On April 21, the White House announced plans to overhaul the nation's aging energy infrastructure network using key findings from the Department of Energy’s Quadrennial Energy Review (QER), whose first installment was released that same day. The Administration's announcement outlines plans to modernize large portions of the country's energy infrastructure in eight key areas at a cost of $15.15 to $18.85 billion over 10 to 15 years. President Obama also signed two companion executive actions to enhance climate change resilience and to provide loans for six rural infrastructure projects.
The QER is an across-the-board analysis of the country's energy transmission, storage, and distribution infrastructure, which includes the pipelines, railroads, storage facilities, waterways, and of course wires that deliver and store energy. The QER claims the United States has the most advanced energy infrastructure in the world. In total, the United States has, “approximately 2.6 million miles of interstate and intrastate pipelines; about 640,000 miles of transmission lines; 414 natural gas storage facilities; 330 ports handling crude petroleum and refined petroleum products; and more than 140,000 miles of railways that handle crude petroleum.”

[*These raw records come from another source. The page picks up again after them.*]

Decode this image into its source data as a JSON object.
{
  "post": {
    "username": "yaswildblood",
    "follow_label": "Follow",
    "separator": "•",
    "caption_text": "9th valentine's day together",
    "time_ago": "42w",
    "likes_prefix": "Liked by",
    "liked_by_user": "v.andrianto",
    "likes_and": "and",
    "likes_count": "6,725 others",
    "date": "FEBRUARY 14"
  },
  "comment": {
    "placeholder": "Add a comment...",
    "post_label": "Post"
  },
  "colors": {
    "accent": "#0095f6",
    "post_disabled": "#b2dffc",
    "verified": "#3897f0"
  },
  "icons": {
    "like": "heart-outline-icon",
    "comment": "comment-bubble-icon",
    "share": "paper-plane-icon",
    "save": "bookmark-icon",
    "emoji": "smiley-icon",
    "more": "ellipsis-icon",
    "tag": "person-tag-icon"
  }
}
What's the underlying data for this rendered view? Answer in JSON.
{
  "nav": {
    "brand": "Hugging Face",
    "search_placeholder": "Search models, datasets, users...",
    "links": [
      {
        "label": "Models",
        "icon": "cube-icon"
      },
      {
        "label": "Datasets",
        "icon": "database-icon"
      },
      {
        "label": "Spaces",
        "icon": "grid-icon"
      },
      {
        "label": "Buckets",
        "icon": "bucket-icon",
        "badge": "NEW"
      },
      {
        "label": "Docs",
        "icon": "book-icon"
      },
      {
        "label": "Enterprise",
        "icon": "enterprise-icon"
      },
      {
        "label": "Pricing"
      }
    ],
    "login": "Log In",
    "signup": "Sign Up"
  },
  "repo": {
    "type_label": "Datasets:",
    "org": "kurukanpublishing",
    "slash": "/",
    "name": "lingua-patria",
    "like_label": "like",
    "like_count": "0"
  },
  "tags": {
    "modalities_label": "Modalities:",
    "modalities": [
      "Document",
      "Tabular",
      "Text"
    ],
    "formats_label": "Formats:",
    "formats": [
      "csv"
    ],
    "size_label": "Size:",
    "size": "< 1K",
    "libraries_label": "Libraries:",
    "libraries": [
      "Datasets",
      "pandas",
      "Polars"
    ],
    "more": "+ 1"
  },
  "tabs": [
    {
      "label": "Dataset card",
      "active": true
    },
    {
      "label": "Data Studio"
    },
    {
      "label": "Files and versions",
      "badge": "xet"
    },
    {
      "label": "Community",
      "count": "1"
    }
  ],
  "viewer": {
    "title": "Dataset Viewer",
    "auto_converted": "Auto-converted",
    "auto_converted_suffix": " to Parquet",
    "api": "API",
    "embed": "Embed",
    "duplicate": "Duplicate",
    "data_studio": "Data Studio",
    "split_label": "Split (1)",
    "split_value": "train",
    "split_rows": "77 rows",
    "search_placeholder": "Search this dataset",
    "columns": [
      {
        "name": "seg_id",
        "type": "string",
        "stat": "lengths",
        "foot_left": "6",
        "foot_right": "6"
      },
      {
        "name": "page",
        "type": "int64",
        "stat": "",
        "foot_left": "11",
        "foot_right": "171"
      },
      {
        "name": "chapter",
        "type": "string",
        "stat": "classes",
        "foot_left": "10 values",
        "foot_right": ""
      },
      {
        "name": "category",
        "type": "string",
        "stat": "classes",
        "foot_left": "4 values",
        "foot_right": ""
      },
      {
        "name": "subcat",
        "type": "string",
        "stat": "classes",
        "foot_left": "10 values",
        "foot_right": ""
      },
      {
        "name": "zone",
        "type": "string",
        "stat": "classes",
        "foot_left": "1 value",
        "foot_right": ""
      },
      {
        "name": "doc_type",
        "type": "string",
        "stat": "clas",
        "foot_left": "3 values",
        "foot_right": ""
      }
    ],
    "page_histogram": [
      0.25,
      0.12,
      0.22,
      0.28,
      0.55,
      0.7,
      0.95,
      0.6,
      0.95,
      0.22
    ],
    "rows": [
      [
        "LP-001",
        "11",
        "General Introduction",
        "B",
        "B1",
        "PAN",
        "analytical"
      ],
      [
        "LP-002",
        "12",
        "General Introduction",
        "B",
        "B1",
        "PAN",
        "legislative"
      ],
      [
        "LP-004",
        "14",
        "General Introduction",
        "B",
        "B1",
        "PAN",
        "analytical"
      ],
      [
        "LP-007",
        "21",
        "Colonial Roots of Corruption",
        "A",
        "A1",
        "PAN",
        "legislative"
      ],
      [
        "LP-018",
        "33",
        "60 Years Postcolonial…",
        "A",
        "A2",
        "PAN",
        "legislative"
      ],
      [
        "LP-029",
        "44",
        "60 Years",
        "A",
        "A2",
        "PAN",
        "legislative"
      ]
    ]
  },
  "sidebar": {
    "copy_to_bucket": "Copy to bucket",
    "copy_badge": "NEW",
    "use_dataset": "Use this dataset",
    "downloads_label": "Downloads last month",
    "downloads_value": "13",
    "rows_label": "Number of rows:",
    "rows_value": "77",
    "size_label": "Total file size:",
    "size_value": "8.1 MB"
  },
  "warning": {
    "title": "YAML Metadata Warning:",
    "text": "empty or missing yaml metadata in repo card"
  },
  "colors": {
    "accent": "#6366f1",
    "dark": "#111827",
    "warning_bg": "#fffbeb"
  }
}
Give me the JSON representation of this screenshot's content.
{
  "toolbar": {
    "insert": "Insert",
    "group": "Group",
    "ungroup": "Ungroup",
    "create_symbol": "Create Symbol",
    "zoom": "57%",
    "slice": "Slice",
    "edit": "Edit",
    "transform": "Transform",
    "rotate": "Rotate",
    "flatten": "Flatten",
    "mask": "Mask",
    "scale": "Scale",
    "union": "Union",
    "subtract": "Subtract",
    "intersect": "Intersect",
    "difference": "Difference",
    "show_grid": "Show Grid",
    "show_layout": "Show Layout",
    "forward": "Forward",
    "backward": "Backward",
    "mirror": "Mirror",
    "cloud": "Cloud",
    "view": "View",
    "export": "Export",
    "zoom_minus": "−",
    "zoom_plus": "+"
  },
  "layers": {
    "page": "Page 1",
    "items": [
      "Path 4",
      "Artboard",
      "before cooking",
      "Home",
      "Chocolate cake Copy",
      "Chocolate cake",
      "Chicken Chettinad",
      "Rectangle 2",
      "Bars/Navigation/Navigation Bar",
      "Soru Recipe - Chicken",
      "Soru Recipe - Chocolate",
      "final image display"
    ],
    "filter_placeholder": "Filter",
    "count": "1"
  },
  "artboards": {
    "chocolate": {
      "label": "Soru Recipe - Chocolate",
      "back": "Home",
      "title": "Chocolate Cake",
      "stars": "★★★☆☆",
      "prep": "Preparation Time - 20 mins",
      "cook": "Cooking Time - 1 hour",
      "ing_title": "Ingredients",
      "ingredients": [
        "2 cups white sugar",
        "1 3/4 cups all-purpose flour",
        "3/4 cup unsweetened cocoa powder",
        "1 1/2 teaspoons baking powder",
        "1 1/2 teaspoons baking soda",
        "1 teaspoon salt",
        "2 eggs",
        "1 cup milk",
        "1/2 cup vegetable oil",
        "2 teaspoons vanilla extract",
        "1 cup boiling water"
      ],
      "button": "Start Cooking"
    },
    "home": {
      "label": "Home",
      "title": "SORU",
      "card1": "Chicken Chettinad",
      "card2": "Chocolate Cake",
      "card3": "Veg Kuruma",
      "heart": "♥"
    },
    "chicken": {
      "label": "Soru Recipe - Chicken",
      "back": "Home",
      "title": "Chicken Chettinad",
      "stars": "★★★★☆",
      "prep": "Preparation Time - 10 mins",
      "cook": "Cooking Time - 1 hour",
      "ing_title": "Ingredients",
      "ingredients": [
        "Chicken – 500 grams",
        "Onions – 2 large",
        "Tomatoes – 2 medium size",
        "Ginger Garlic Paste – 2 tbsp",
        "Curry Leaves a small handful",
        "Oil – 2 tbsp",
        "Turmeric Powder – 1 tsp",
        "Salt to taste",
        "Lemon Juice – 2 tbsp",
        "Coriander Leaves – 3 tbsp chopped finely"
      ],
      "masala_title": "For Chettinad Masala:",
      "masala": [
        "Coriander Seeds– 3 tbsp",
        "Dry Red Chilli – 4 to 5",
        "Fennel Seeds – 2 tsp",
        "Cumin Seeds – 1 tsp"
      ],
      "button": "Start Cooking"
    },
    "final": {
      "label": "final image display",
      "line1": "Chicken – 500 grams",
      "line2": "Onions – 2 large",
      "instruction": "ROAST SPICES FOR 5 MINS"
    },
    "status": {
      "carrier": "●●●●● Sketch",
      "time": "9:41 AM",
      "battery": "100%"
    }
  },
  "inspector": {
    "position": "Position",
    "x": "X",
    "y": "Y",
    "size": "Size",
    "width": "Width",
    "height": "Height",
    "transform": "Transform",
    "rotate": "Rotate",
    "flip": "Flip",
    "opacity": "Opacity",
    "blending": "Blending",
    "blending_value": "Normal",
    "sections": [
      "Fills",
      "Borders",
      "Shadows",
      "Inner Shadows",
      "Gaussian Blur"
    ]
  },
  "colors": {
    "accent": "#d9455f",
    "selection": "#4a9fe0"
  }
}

But large portions of these 'energy highways' are obsolete because of a lack of appropriate investment. For instance, more than half of the country's gas pipelines were built in the post-World War II economic boom of the fifties and sixties and are outdated or in need of major maintenance. Such obsolete infrastructure is particularly vulnerable to age-induced failure, extreme weather events, terrorism, and cyber-attacks. Compounding these obsolescence issues is the fact that the U.S. energy landscape has seen dramatic changes over the last decade as natural gas replaces coal and renewable energy makes its way onto the market. Large portions of the nation's infrastructure are unsuited to handling distributed, oftentimes intermittent renewable energy sources.
The President’s announcement aims to address all of these issues while increasing safety. His administration is focusing on eight areas for modernization:
- Increasing the resilience, reliability, safety, and asset security of transmission, storage, and distribution (TS&D) infrastructure ($5.85 to $8.5 billion).
- Modernizing the electric grid ($3.8 to $3.85 billion).
- Modernizing U.S. energy security infrastructure in a changing global marketplace ($1.5 to $2 billion).
- Improving shared transport infrastructure ($2 to $2.5 billion in federal funds and $4 to $5 billion in private funding).
- Integrating North American energy markets.
- Addressing the environmental aspects of TS&D infrastructure ($2 billion).
- Enhancing employment and workforce training.
- Siting and permitting of TS&D infrastructure.
In addition, the Administration anticipates $4 to $5 billion will be contributed by the private sector to these infrastructure initiatives.
To supplement this announcement, President Obama unveiled two companion executive actions. Under the first one, the U.S. Department of Agriculture (USDA) announced $72 million in loans for six new rural infrastructure projects, which include investments in enhancing rural solar power, smart grid projects, and power lines. The second action creates a private-public partnership to increase energy infrastructure resilience against climate change. There are 17 companies taking part in the partnership and it will quickly be put into action, with the first meeting taking place on April 30.
Author: Samuel Beirne
- "Administration Announces New Agenda To Modernize Energy Infrastructure," White House Fact Sheet
- "The Quadrennial Energy Review," Department of Energy
- "The U.S.’s energy infrastructure will need major changes, says Obama report," Washington Post
- "Barack Obama proposes $3.5 billion gas pipeline overhaul," Politico
- "Obama wants billions to ‘modernize’ energy infrastructure," The Hill
- "White House sneaks out two new climate-related programs," Washington Examiner